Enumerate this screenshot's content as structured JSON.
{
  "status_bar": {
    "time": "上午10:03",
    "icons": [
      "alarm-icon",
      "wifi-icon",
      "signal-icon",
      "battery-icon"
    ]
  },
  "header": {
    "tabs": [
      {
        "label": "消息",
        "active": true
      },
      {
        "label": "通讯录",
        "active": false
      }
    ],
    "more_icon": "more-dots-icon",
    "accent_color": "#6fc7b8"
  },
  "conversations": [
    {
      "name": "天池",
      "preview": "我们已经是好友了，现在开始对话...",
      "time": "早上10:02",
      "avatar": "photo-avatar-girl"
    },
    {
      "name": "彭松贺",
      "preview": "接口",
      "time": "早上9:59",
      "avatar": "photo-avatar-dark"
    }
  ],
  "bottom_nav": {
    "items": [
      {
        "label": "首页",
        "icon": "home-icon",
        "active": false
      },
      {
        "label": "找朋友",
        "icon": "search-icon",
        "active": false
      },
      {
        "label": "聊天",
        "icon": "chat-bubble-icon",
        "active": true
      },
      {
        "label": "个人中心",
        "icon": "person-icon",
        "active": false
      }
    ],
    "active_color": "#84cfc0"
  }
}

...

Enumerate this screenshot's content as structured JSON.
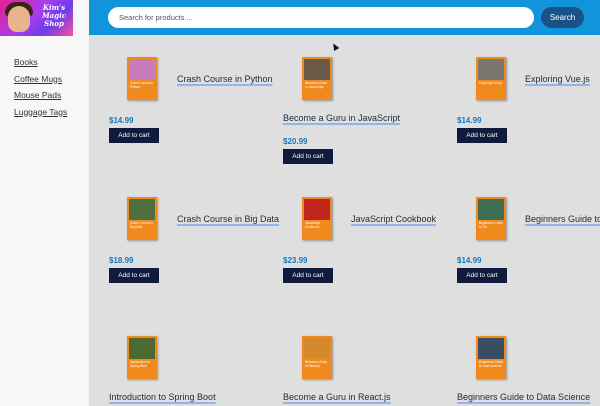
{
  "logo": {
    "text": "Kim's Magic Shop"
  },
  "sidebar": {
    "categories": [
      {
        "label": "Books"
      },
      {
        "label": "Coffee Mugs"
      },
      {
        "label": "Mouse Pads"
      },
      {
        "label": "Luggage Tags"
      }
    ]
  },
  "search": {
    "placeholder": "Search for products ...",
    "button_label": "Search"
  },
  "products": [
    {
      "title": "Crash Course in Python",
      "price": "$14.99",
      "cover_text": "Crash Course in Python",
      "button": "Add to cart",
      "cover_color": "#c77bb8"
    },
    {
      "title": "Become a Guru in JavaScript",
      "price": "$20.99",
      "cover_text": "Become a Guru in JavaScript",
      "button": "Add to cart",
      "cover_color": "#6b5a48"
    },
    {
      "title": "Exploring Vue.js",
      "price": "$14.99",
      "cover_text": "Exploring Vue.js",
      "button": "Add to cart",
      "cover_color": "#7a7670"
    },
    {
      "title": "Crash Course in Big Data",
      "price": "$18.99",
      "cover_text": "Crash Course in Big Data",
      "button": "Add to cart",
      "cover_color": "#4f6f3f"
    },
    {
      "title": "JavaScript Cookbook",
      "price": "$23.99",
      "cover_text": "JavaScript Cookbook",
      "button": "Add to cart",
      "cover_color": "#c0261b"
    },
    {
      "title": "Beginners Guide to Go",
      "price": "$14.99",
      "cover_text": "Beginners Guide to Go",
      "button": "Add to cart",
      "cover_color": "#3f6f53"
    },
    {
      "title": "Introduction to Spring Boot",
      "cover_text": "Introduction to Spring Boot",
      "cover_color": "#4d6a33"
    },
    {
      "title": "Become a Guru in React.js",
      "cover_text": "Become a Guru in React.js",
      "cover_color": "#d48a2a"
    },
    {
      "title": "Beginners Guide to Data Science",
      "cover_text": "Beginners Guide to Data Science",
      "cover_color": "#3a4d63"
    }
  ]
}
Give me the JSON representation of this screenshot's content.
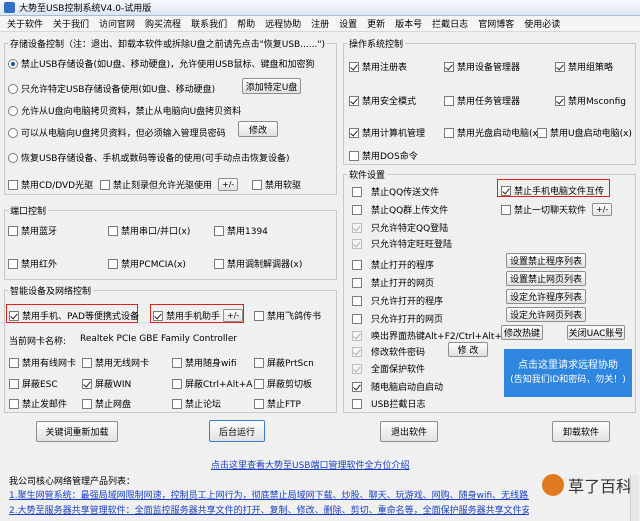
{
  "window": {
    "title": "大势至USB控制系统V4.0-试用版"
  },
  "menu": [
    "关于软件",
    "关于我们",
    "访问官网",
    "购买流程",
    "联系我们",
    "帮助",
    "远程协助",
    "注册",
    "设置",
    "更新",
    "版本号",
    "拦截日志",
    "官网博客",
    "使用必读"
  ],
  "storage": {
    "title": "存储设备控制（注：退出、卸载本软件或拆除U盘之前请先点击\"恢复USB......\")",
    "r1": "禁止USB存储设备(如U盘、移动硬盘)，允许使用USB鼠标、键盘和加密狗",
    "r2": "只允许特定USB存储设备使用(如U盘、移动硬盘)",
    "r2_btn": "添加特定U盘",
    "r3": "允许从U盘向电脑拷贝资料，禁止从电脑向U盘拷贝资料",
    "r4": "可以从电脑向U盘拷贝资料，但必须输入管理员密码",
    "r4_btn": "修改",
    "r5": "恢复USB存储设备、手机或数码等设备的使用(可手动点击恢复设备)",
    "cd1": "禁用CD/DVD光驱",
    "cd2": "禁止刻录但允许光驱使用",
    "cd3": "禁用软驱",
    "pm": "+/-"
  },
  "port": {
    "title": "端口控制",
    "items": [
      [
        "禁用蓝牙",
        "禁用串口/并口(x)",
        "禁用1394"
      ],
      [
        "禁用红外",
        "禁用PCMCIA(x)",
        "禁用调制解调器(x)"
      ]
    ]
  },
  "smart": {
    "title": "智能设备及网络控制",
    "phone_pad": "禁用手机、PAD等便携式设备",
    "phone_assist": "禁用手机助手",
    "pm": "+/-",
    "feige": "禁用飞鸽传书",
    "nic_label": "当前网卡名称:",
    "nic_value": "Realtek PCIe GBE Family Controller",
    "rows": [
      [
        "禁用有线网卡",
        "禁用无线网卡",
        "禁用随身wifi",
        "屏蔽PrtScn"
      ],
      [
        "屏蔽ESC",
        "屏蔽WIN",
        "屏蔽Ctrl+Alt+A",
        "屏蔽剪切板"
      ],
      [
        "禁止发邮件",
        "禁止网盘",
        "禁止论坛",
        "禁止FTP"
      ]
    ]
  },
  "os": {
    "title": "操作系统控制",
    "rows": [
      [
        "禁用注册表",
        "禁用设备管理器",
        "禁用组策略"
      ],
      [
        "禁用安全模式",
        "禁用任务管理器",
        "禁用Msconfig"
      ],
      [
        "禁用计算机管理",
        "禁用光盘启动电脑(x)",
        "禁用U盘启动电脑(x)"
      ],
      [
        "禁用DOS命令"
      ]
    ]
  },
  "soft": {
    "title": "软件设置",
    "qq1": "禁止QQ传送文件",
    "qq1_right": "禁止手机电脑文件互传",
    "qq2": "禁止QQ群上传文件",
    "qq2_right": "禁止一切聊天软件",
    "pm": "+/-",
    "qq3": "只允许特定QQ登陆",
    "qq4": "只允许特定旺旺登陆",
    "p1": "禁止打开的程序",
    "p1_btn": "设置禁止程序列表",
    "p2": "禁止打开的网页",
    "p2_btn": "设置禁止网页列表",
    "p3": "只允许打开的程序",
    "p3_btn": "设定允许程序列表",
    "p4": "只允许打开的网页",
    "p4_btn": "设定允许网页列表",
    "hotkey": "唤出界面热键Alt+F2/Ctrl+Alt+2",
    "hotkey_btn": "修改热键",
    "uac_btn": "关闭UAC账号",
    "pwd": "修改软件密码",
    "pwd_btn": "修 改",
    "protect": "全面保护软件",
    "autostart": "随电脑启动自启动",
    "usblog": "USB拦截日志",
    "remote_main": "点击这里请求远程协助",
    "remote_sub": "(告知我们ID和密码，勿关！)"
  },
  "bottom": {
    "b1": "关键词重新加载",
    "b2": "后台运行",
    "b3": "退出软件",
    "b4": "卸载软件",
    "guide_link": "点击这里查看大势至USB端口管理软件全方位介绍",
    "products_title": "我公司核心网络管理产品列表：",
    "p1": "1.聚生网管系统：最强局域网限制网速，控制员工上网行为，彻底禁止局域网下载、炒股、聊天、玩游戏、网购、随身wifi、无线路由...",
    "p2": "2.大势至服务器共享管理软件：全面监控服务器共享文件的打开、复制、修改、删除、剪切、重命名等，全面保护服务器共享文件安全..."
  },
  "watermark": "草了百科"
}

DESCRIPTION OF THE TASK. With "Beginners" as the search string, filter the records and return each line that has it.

ANSWER SECTION.
      "title": "Beginners Guide to Go",
      "cover_text": "Beginners Guide to Go",
      "title": "Beginners Guide to Data Science",
      "cover_text": "Beginners Guide to Data Science",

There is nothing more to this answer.